TASK
For this exercise, copy each line of the records that contains the word "image".

SUPPLIED DATA
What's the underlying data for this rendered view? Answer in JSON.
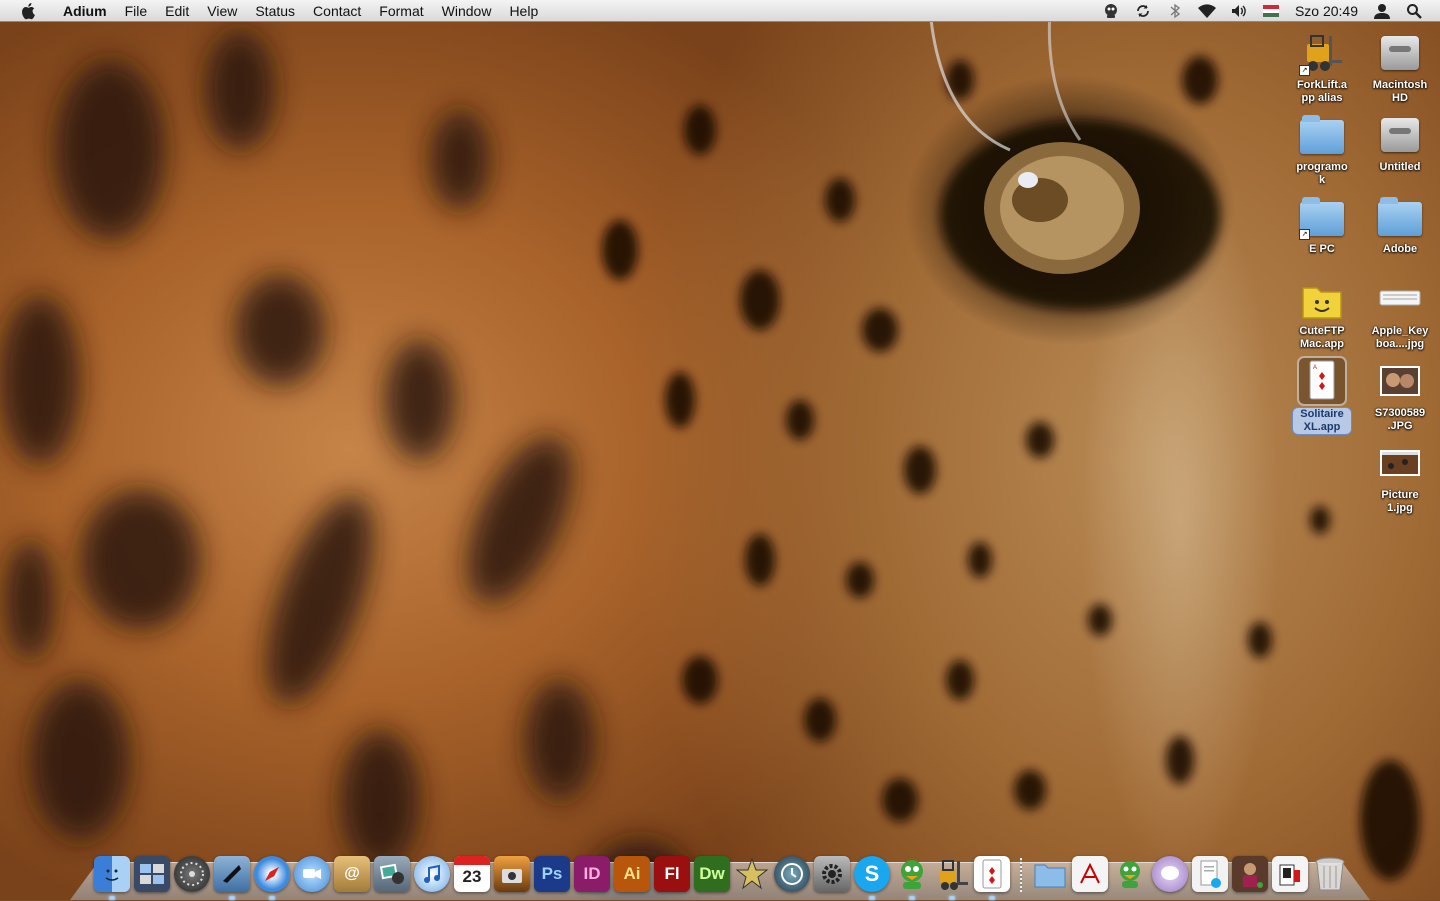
{
  "menubar": {
    "app_name": "Adium",
    "items": [
      "File",
      "Edit",
      "View",
      "Status",
      "Contact",
      "Format",
      "Window",
      "Help"
    ],
    "clock": "Szo 20:49",
    "status_icons": [
      "adium-duck-icon",
      "sync-icon",
      "bluetooth-icon",
      "wifi-icon",
      "volume-icon",
      "input-flag-icon",
      "user-icon",
      "spotlight-icon"
    ]
  },
  "desktop": {
    "icons": [
      {
        "label": "ForkLift.a\npp alias",
        "icon": "forklift-app-icon"
      },
      {
        "label": "Macintosh\nHD",
        "icon": "hard-drive-icon"
      },
      {
        "label": "programo\nk",
        "icon": "folder-icon"
      },
      {
        "label": "Untitled",
        "icon": "hard-drive-icon"
      },
      {
        "label": "E PC",
        "icon": "folder-alias-icon"
      },
      {
        "label": "Adobe",
        "icon": "folder-icon"
      },
      {
        "label": "CuteFTP\nMac.app",
        "icon": "cuteftp-app-icon"
      },
      {
        "label": "Apple_Key\nboa....jpg",
        "icon": "image-file-icon"
      },
      {
        "label": "Solitaire\nXL.app",
        "icon": "solitaire-app-icon",
        "selected": true
      },
      {
        "label": "S7300589\n.JPG",
        "icon": "photo-file-icon"
      },
      {
        "label": "Picture\n1.jpg",
        "icon": "screenshot-file-icon"
      }
    ]
  },
  "dock": {
    "apps": [
      "finder-icon",
      "dashboard-icon",
      "system-preferences-dial-icon",
      "mail-stamp-icon",
      "safari-icon",
      "ichat-icon",
      "address-book-icon",
      "iphoto-icon",
      "itunes-icon",
      "ical-icon",
      "image-capture-icon",
      "photoshop-icon",
      "indesign-icon",
      "illustrator-icon",
      "flash-icon",
      "dreamweaver-icon",
      "imovie-icon",
      "time-machine-icon",
      "system-preferences-icon",
      "skype-icon",
      "adium-icon",
      "forklift-icon",
      "solitaire-icon"
    ],
    "ical_day": "23",
    "app_letters": {
      "photoshop": "Ps",
      "indesign": "ID",
      "illustrator": "Ai",
      "flash": "Fl",
      "dreamweaver": "Dw"
    },
    "right_items": [
      "downloads-stack-icon",
      "pdf-document-icon",
      "adium-document-icon",
      "ichat-bubble-icon",
      "document-stack-icon",
      "photo-stack-icon",
      "card-stack-icon",
      "trash-icon"
    ],
    "colors": {
      "photoshop": "#1c3a8a",
      "indesign": "#8a1c6a",
      "illustrator": "#b8560b",
      "flash": "#9a1010",
      "dreamweaver": "#2f6d1f",
      "skype": "#19a8f0"
    }
  }
}
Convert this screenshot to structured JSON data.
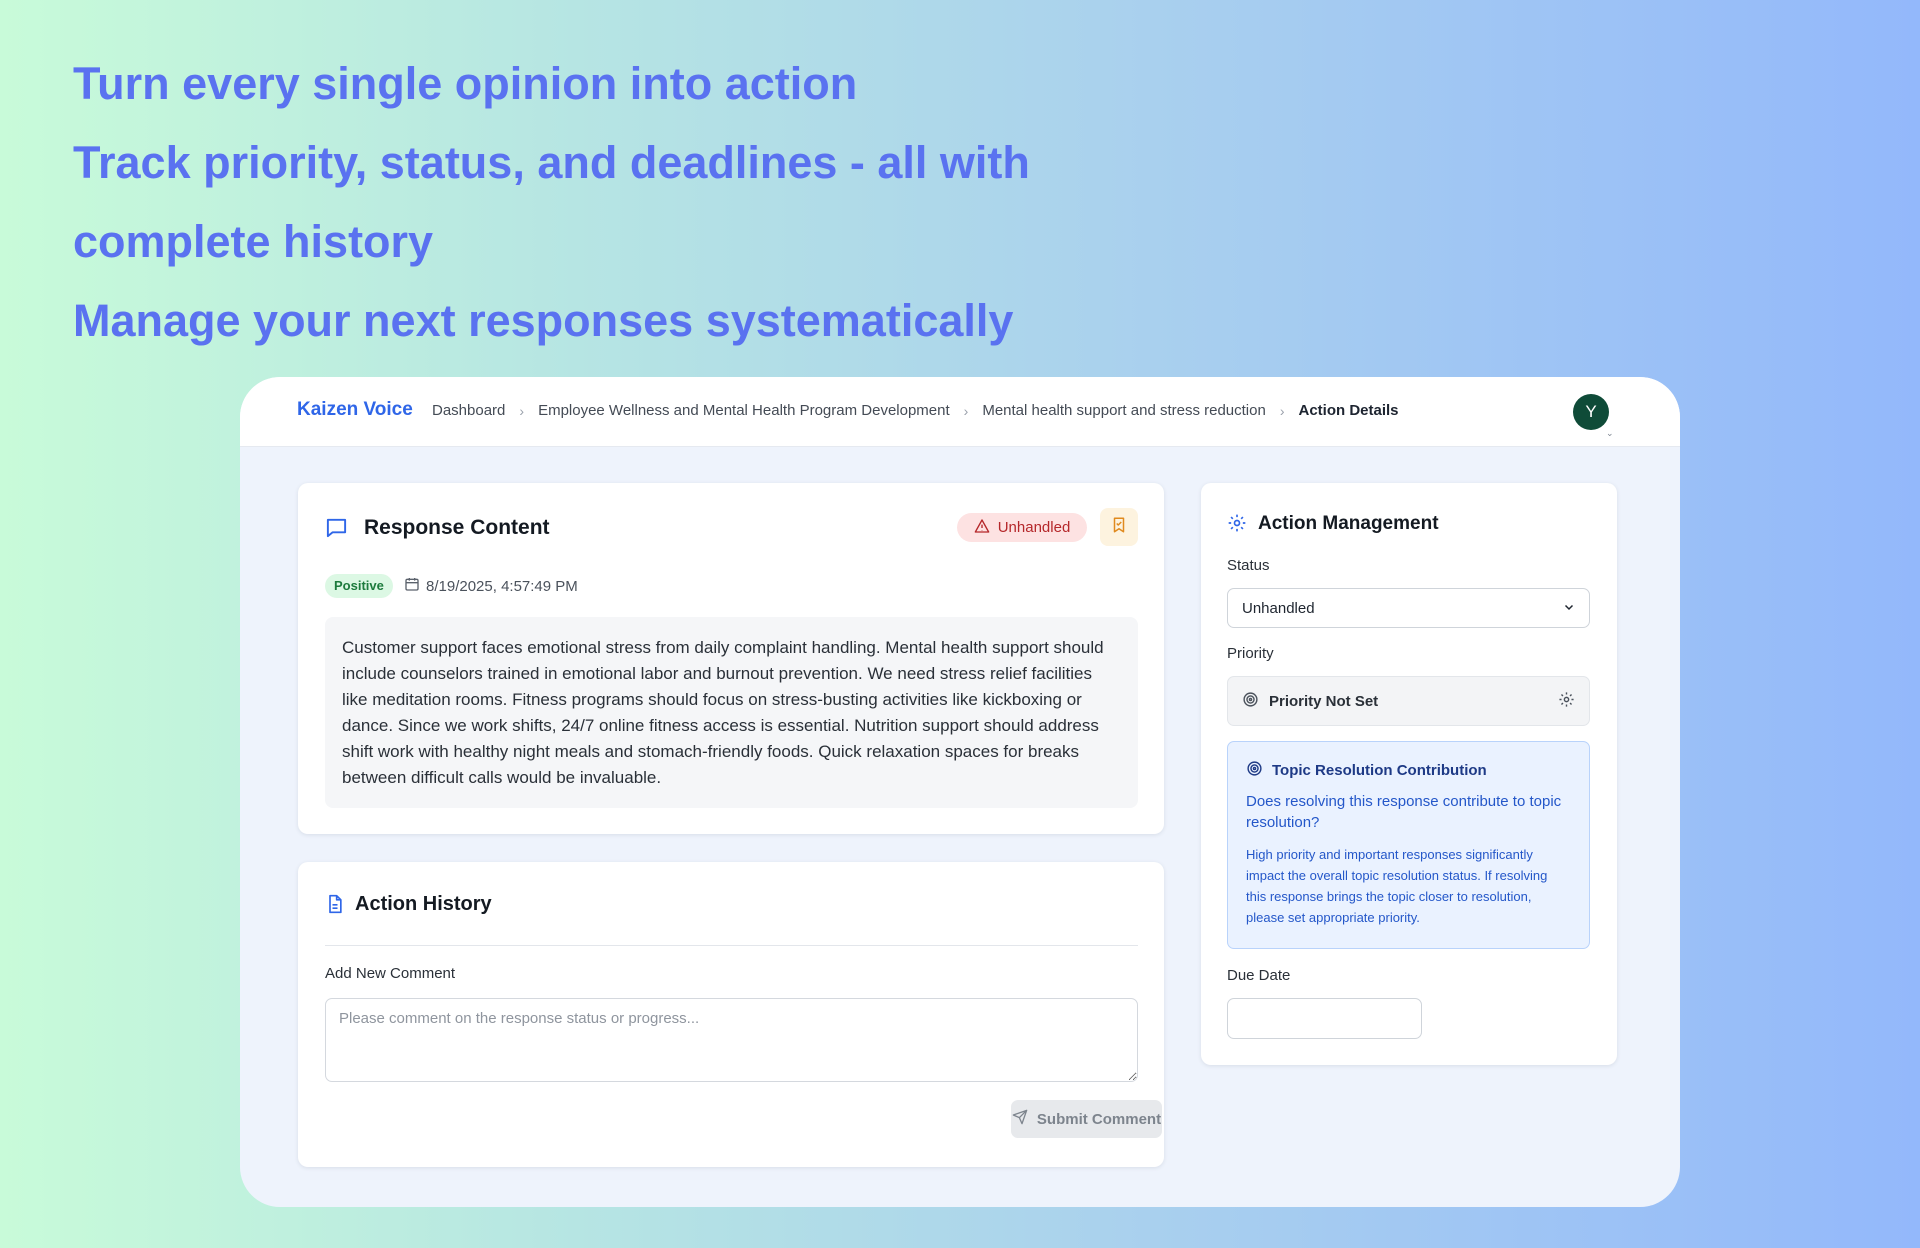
{
  "headline": [
    "Turn every single opinion into action",
    "Track priority, status, and deadlines - all with",
    "complete history",
    "Manage your next responses systematically"
  ],
  "header": {
    "brand": "Kaizen Voice",
    "breadcrumbs": [
      "Dashboard",
      "Employee Wellness and Mental Health Program Development",
      "Mental health support and stress reduction",
      "Action Details"
    ],
    "avatar_initial": "Y"
  },
  "response": {
    "title": "Response Content",
    "status_badge": "Unhandled",
    "sentiment": "Positive",
    "timestamp": "8/19/2025, 4:57:49 PM",
    "body": "Customer support faces emotional stress from daily complaint handling. Mental health support should include counselors trained in emotional labor and burnout prevention. We need stress relief facilities like meditation rooms. Fitness programs should focus on stress-busting activities like kickboxing or dance. Since we work shifts, 24/7 online fitness access is essential. Nutrition support should address shift work with healthy night meals and stomach-friendly foods. Quick relaxation spaces for breaks between difficult calls would be invaluable."
  },
  "history": {
    "title": "Action History",
    "comment_label": "Add New Comment",
    "comment_placeholder": "Please comment on the response status or progress...",
    "submit_label": "Submit Comment"
  },
  "management": {
    "title": "Action Management",
    "status_label": "Status",
    "status_value": "Unhandled",
    "priority_label": "Priority",
    "priority_value": "Priority Not Set",
    "info_title": "Topic Resolution Contribution",
    "info_question": "Does resolving this response contribute to topic resolution?",
    "info_text": "High priority and important responses significantly impact the overall topic resolution status. If resolving this response brings the topic closer to resolution, please set appropriate priority.",
    "due_date_label": "Due Date"
  },
  "colors": {
    "brand": "#2f66e8",
    "headline": "#5a72f0",
    "unhandled_bg": "#fde2e2",
    "unhandled_text": "#b5272a",
    "positive_bg": "#dcf8e4",
    "avatar": "#0f4b38"
  }
}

SOLUTION TO THE EXERCISE
        "icon": "image-file-icon"
      "image-capture-icon",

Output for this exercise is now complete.